Task prompt: Copy every line of the listing exactly.

**********

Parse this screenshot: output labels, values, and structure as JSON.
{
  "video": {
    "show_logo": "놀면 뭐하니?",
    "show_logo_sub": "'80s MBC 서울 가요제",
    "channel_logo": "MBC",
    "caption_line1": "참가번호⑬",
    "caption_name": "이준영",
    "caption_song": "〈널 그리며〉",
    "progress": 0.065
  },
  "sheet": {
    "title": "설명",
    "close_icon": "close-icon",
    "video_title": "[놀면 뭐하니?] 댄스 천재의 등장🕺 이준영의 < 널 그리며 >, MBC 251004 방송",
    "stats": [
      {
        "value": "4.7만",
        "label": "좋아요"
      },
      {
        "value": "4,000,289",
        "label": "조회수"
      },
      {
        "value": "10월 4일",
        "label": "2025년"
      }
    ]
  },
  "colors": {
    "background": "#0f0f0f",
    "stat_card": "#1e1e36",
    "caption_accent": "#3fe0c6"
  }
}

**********

Solution below:
Parse this screenshot: output labels, values, and structure as JSON.
{
  "video": {
    "show_logo": "놀면 뭐하니?",
    "show_logo_sub": "'80s MBC 서울 가요제",
    "channel_logo": "MBC",
    "caption_line1": "참가번호⑬",
    "caption_name": "이준영",
    "caption_song": "〈널 그리며〉",
    "progress": 0.065
  },
  "sheet": {
    "title": "설명",
    "close_icon": "close-icon",
    "video_title": "[놀면 뭐하니?] 댄스 천재의 등장🕺 이준영의 < 널 그리며 >, MBC 251004 방송",
    "stats": [
      {
        "value": "4.7만",
        "label": "좋아요"
      },
      {
        "value": "4,000,289",
        "label": "조회수"
      },
      {
        "value": "10월 4일",
        "label": "2025년"
      }
    ]
  },
  "colors": {
    "background": "#0f0f0f",
    "stat_card": "#1e1e36",
    "caption_accent": "#3fe0c6"
  }
}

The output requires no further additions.